■ **What the task asks**:
Make an exact copy of the listing, without images.

■ **Materials provided**:
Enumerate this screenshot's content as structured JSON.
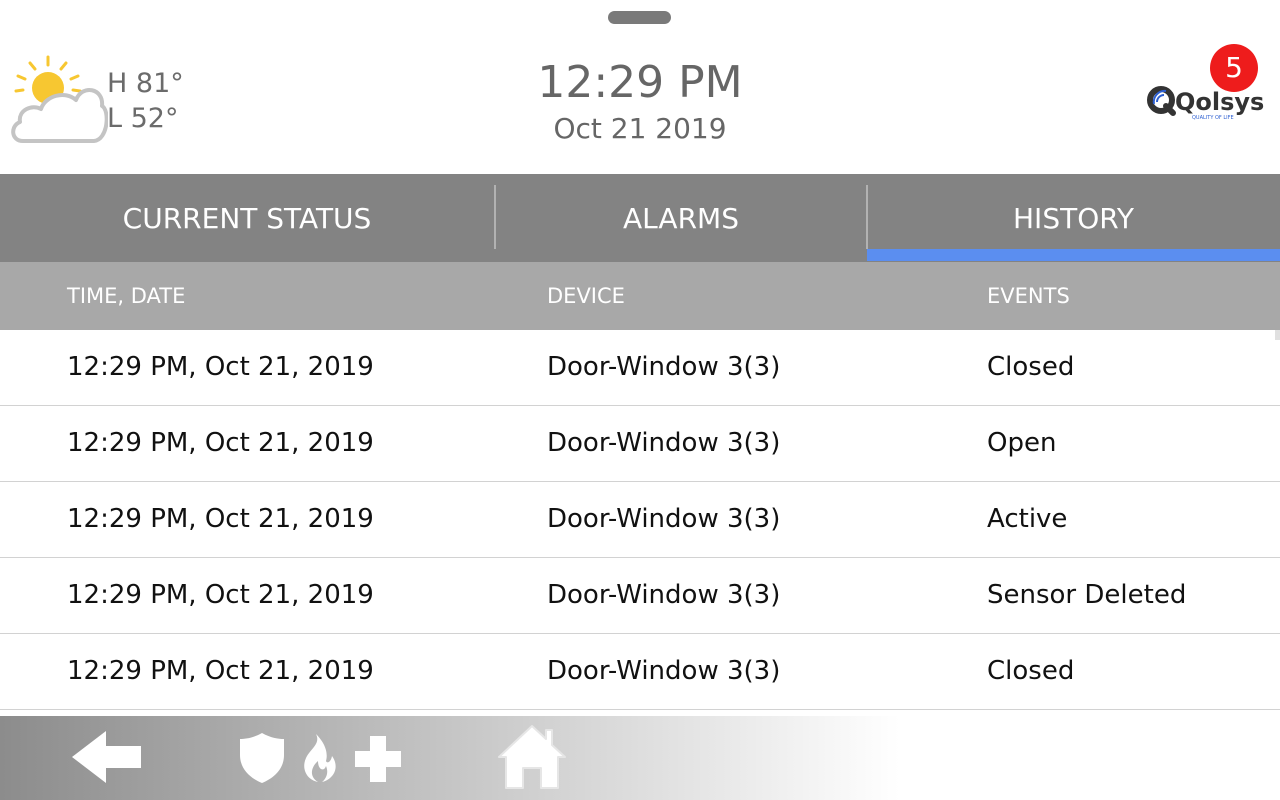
{
  "weather": {
    "icon": "partly-cloudy-icon",
    "high": "H 81°",
    "low": "L 52°"
  },
  "clock": {
    "time": "12:29 PM",
    "date": "Oct 21 2019"
  },
  "brand": {
    "logo_text": "Qolsys",
    "tagline": "QUALITY OF LIFE"
  },
  "notifications": {
    "count": "5"
  },
  "tabs": [
    {
      "label": "CURRENT STATUS"
    },
    {
      "label": "ALARMS"
    },
    {
      "label": "HISTORY"
    }
  ],
  "active_tab": "HISTORY",
  "table": {
    "columns": [
      "TIME, DATE",
      "DEVICE",
      "EVENTS"
    ],
    "rows": [
      {
        "time": "12:29 PM, Oct 21, 2019",
        "device": "Door-Window 3(3)",
        "event": "Closed"
      },
      {
        "time": "12:29 PM, Oct 21, 2019",
        "device": "Door-Window 3(3)",
        "event": "Open"
      },
      {
        "time": "12:29 PM, Oct 21, 2019",
        "device": "Door-Window 3(3)",
        "event": "Active"
      },
      {
        "time": "12:29 PM, Oct 21, 2019",
        "device": "Door-Window 3(3)",
        "event": "Sensor Deleted"
      },
      {
        "time": "12:29 PM, Oct 21, 2019",
        "device": "Door-Window 3(3)",
        "event": "Closed"
      }
    ]
  },
  "bottom_bar": {
    "icons": [
      "back-arrow-icon",
      "shield-icon",
      "fire-icon",
      "medical-cross-icon",
      "home-icon"
    ]
  },
  "colors": {
    "tab_bar": "#838383",
    "active_underline": "#5b8ef0",
    "badge": "#ee1c1c",
    "table_header": "#a8a8a8"
  }
}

■ **Task solution**:
Enumerate this screenshot's content as structured JSON.
{
  "weather": {
    "icon": "partly-cloudy-icon",
    "high": "H 81°",
    "low": "L 52°"
  },
  "clock": {
    "time": "12:29 PM",
    "date": "Oct 21 2019"
  },
  "brand": {
    "logo_text": "Qolsys",
    "tagline": "QUALITY OF LIFE"
  },
  "notifications": {
    "count": "5"
  },
  "tabs": [
    {
      "label": "CURRENT STATUS"
    },
    {
      "label": "ALARMS"
    },
    {
      "label": "HISTORY"
    }
  ],
  "active_tab": "HISTORY",
  "table": {
    "columns": [
      "TIME, DATE",
      "DEVICE",
      "EVENTS"
    ],
    "rows": [
      {
        "time": "12:29 PM, Oct 21, 2019",
        "device": "Door-Window 3(3)",
        "event": "Closed"
      },
      {
        "time": "12:29 PM, Oct 21, 2019",
        "device": "Door-Window 3(3)",
        "event": "Open"
      },
      {
        "time": "12:29 PM, Oct 21, 2019",
        "device": "Door-Window 3(3)",
        "event": "Active"
      },
      {
        "time": "12:29 PM, Oct 21, 2019",
        "device": "Door-Window 3(3)",
        "event": "Sensor Deleted"
      },
      {
        "time": "12:29 PM, Oct 21, 2019",
        "device": "Door-Window 3(3)",
        "event": "Closed"
      }
    ]
  },
  "bottom_bar": {
    "icons": [
      "back-arrow-icon",
      "shield-icon",
      "fire-icon",
      "medical-cross-icon",
      "home-icon"
    ]
  },
  "colors": {
    "tab_bar": "#838383",
    "active_underline": "#5b8ef0",
    "badge": "#ee1c1c",
    "table_header": "#a8a8a8"
  }
}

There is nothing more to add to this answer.